Hillary Clinton has decided to rewrite the rules of the race for the 2008 Democratic presidential nomination.
Like other candidates, she pledged not to campaign in Florida after the state jumped ahead on the schedule of caucuses and primaries set by the Democratic National Committee. She had to make that pledge if she hoped to compete in the first-in-the-nation Iowa caucuses and the first-in-the-nation New Hampshire primary, as Iowa and New Hampshire zealously guard their starting status on the political calendar.
But Iowa and New Hampshire are history and, after a landslide loss in South Carolina on Saturday, Clinton needs a win.
So she has begun appearing in Florida in anticipation of Tuesday’s Democratic primary there.

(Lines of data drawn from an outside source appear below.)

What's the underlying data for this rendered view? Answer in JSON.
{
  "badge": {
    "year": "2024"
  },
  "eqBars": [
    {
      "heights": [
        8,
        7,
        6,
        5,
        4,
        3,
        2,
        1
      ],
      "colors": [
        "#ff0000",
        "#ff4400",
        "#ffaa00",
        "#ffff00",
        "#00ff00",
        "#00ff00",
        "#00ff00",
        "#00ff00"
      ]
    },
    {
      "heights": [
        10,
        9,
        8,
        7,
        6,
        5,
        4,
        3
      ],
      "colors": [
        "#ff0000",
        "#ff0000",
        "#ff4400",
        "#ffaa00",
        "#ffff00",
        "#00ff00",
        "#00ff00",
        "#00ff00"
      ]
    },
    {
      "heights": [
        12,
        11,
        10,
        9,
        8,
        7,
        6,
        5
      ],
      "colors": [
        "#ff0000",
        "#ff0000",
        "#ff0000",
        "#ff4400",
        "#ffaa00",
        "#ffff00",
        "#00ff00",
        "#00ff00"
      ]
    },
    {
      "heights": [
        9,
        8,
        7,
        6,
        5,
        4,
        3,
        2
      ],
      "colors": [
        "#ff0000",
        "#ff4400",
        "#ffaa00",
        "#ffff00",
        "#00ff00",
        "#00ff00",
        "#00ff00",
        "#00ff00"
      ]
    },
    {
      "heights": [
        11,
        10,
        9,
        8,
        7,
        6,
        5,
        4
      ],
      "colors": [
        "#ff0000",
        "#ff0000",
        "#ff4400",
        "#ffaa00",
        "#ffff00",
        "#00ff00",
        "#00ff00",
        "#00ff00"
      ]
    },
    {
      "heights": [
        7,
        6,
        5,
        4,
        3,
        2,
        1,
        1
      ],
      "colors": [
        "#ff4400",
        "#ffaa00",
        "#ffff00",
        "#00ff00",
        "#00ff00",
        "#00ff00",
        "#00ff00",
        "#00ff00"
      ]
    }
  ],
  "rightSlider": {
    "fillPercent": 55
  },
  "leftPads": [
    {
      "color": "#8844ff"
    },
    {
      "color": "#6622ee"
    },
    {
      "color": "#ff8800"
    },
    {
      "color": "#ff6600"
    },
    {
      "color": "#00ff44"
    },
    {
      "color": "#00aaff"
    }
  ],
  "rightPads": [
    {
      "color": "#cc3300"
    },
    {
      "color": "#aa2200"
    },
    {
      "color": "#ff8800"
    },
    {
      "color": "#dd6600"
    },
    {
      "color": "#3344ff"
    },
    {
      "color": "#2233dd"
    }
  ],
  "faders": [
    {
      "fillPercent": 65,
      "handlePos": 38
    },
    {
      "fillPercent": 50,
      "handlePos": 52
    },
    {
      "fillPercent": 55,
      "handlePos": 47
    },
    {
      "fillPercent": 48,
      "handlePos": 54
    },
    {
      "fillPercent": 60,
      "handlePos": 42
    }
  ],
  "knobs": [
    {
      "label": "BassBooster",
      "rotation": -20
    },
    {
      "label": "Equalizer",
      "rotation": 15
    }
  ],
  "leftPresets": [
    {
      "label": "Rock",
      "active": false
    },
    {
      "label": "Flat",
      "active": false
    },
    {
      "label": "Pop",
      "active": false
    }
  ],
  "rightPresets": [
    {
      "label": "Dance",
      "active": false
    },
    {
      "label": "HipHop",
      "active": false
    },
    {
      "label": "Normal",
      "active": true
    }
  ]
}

Clinton’s move insults not just the voters in Iowa and New Hampshire who trusted her pledge but also the voters of all the states that respected the DNC’s outline for the nominating process. Effectively, she is saying to Democrats in states that will participate in February 5th’s “Super Tuesday” primaries and caucuses and in the two dozen states that have scheduled later votes: You may follow the rules if you please, but I write the rules as I please.
That’s the raw political reality of Clinton’s move, even if she is spinning it as an embrace of participatory democracy.
“Hundreds of thousands of people have already voted in Florida and I want them to know I will be there to be part of what they have tried to do to make sure their voices are heard,” said Clinton before jetting to Sarasota and Miami for events on Sunday.
The Clinton campaign claims that the senator from New York is abiding by the no-campaigning pledge because Sunday’s two Florida events were technically closed to the public. But the stops were treated as major news events in a state where many Democrats have expressed anger over the absence of the party’s presidential candidates during a period when Florida is overrun by Republican contenders.
The truth of the Clinton strategy was writ large in a memo from top strategist Howard Wolfson, who announced on the day of the campaign’s dismal showing in South Carolina that, “Regardless of today’s outcome, the race quickly shifts to Florida, where hundreds of thousands of Democrats will turn out to vote on Tuesday. Despite efforts by the Obama campaign to ignore Floridians, their voices will be heard loud and clear across the country, as the last state to vote before Super Tuesday on February 5.”